Brief |
When a line of the listing below has the string "hint" in it, copy that line.

Exercise data |
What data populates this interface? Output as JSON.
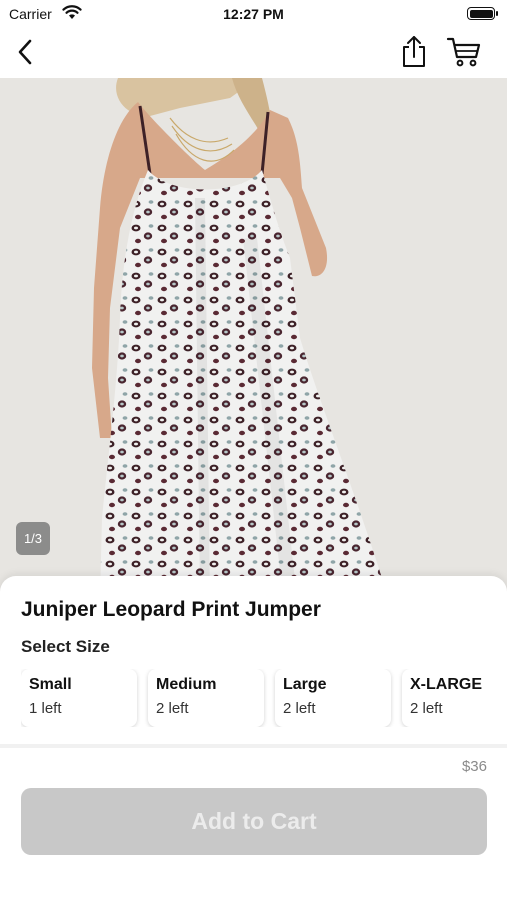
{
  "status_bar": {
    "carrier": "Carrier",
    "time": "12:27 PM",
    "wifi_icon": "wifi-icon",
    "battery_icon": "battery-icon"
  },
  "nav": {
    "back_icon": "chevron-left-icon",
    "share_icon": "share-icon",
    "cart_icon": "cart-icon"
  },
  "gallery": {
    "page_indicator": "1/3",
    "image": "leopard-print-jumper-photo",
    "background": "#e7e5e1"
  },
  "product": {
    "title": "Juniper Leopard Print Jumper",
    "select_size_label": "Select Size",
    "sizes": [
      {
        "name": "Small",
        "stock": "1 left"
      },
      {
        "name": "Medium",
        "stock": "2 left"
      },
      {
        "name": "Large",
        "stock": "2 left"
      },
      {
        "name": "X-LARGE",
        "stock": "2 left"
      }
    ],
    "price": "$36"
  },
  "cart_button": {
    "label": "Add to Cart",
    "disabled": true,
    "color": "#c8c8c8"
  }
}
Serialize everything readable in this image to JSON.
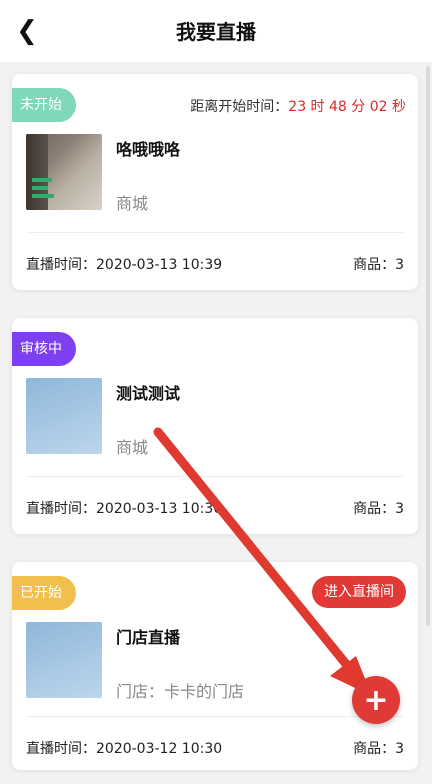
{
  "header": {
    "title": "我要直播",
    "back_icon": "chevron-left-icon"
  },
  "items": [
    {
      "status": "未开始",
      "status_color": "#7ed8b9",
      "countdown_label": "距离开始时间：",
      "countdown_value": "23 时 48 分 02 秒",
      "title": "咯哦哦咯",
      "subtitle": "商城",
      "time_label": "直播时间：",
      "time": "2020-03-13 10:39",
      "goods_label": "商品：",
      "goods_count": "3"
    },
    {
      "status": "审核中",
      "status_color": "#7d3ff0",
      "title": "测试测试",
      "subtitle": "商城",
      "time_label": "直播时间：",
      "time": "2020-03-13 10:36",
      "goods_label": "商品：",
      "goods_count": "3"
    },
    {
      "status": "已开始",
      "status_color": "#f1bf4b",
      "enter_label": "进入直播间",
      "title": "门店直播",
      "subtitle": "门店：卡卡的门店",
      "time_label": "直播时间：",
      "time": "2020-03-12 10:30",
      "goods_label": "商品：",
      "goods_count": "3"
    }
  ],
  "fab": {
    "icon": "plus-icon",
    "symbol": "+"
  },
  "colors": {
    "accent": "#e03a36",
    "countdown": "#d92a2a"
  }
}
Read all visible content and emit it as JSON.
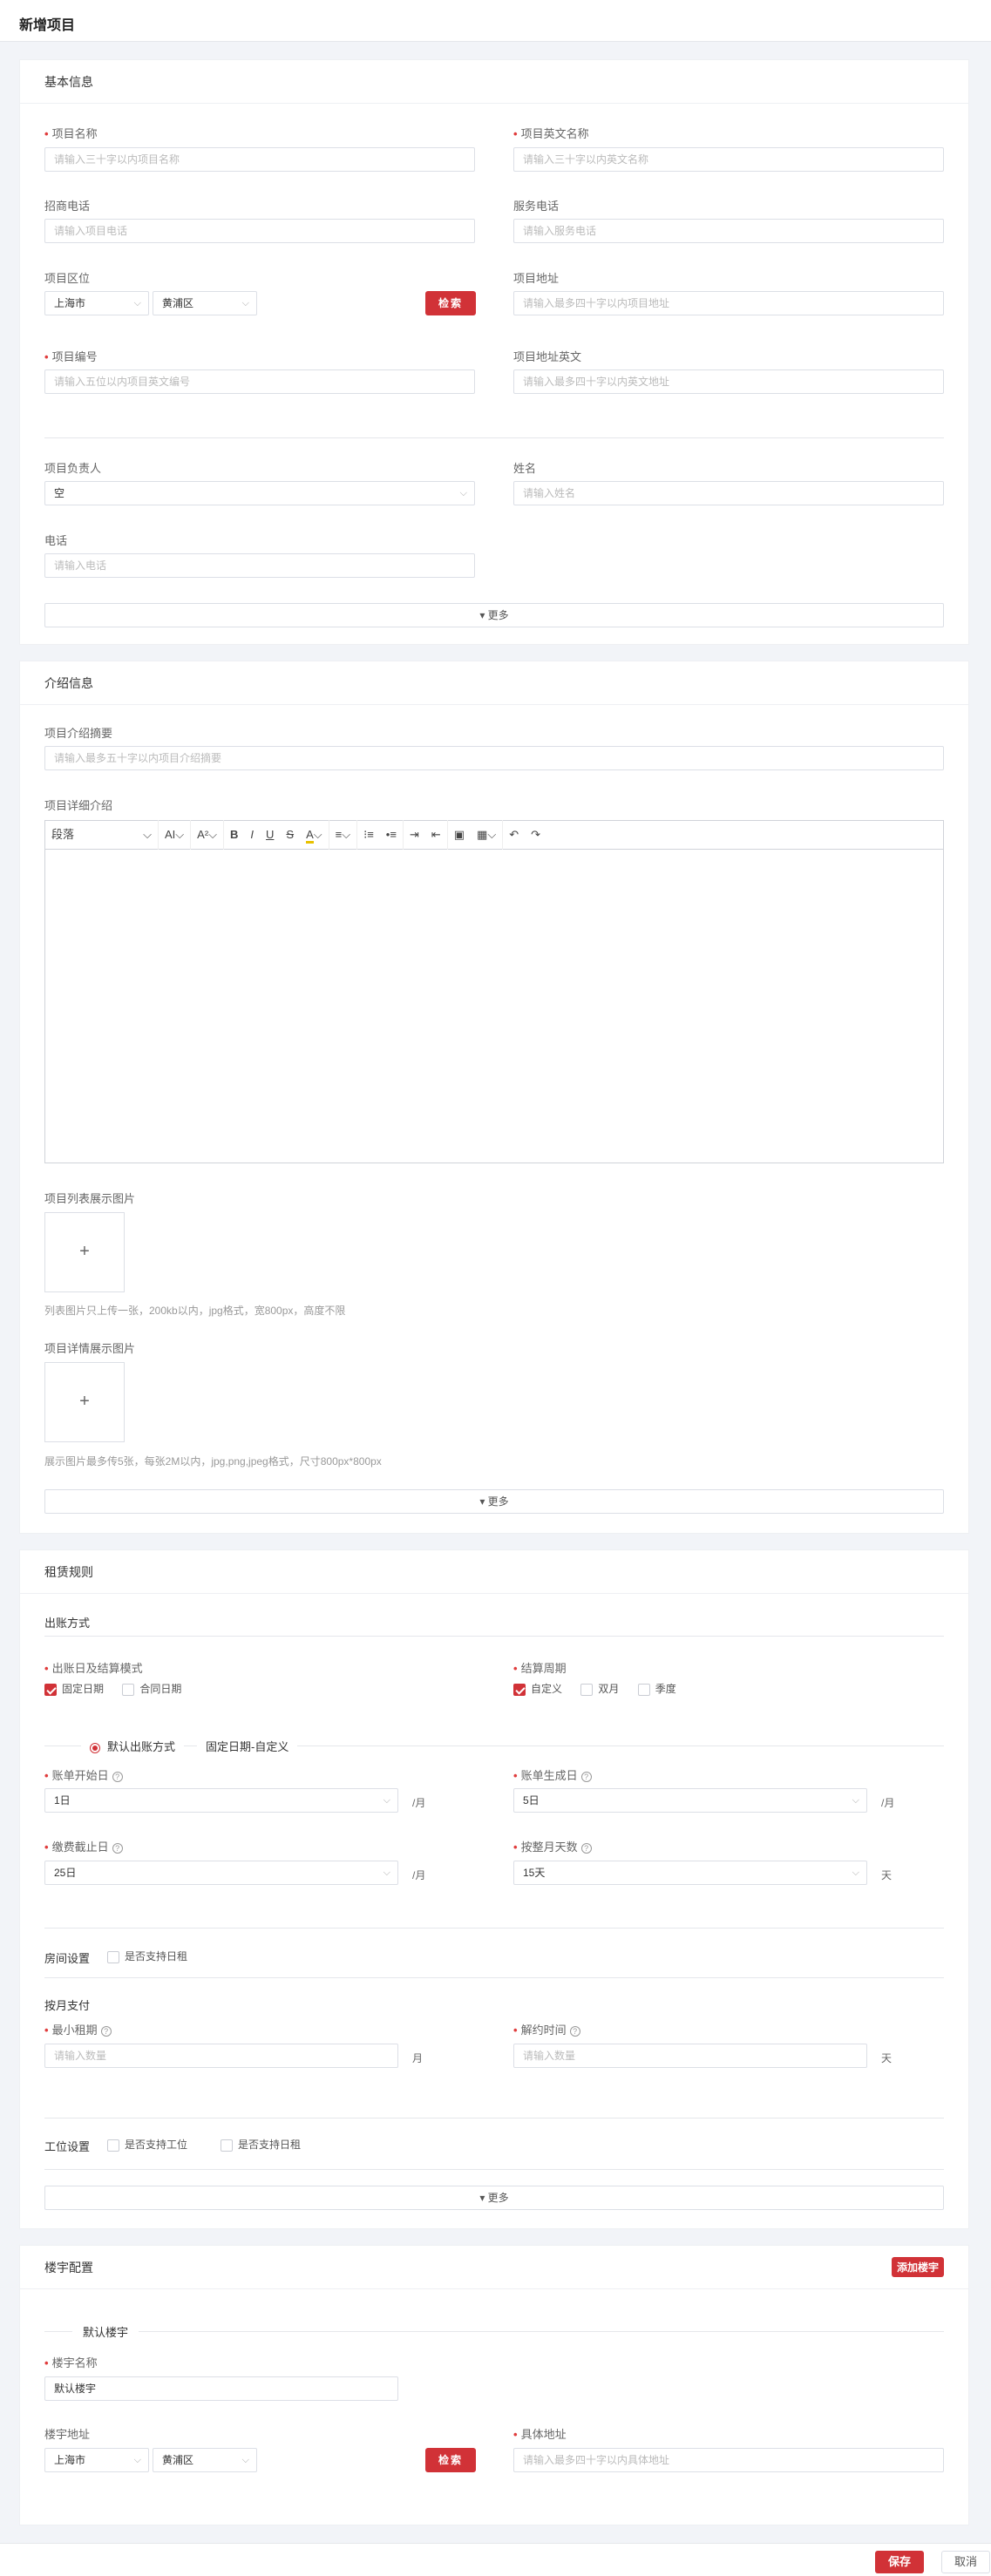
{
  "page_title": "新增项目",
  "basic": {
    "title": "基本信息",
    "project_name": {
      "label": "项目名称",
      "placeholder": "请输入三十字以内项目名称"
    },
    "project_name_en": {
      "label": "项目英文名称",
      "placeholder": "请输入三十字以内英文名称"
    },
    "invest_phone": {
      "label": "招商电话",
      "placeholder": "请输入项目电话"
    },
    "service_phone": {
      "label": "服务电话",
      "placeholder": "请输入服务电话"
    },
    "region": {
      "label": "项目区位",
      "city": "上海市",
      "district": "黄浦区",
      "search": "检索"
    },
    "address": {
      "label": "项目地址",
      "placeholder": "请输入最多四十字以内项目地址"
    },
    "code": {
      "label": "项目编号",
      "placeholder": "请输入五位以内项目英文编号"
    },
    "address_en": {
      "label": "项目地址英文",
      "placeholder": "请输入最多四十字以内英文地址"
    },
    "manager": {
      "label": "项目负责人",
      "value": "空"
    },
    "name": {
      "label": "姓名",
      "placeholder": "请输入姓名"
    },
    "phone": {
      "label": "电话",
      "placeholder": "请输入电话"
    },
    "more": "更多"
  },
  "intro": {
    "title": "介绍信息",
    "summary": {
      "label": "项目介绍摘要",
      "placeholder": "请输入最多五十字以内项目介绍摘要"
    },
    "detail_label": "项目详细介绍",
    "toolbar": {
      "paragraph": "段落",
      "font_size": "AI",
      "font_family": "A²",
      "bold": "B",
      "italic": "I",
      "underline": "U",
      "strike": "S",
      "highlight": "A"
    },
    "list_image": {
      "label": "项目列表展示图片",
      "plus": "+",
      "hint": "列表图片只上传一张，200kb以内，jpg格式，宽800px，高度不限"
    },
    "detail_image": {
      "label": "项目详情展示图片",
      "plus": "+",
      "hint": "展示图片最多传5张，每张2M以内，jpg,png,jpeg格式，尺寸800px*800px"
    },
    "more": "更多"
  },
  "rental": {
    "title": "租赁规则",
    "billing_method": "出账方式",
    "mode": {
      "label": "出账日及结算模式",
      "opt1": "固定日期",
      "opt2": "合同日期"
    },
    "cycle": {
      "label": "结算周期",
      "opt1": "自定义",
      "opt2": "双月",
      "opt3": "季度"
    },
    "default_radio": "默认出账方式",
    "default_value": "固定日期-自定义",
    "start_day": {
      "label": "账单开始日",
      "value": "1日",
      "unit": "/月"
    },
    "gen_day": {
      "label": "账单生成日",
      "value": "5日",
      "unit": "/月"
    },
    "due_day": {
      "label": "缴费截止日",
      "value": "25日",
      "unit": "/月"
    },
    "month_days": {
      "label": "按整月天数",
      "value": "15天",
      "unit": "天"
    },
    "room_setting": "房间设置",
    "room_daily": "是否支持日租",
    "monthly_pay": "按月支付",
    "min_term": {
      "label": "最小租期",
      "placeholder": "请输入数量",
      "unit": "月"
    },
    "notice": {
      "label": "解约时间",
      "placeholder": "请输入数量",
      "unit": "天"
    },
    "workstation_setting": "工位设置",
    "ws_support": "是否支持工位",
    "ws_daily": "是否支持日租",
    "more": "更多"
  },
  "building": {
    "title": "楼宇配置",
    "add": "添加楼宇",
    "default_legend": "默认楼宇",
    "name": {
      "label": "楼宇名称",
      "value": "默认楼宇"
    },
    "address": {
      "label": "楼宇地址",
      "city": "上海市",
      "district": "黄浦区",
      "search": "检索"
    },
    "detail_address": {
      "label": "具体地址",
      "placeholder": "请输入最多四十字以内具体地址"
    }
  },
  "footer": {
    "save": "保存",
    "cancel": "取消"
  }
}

Expected answer |
      "hint": "列表图片只上传一张，200kb以内，jpg格式，宽800px，高度不限"
      "hint": "展示图片最多传5张，每张2M以内，jpg,png,jpeg格式，尺寸800px*800px"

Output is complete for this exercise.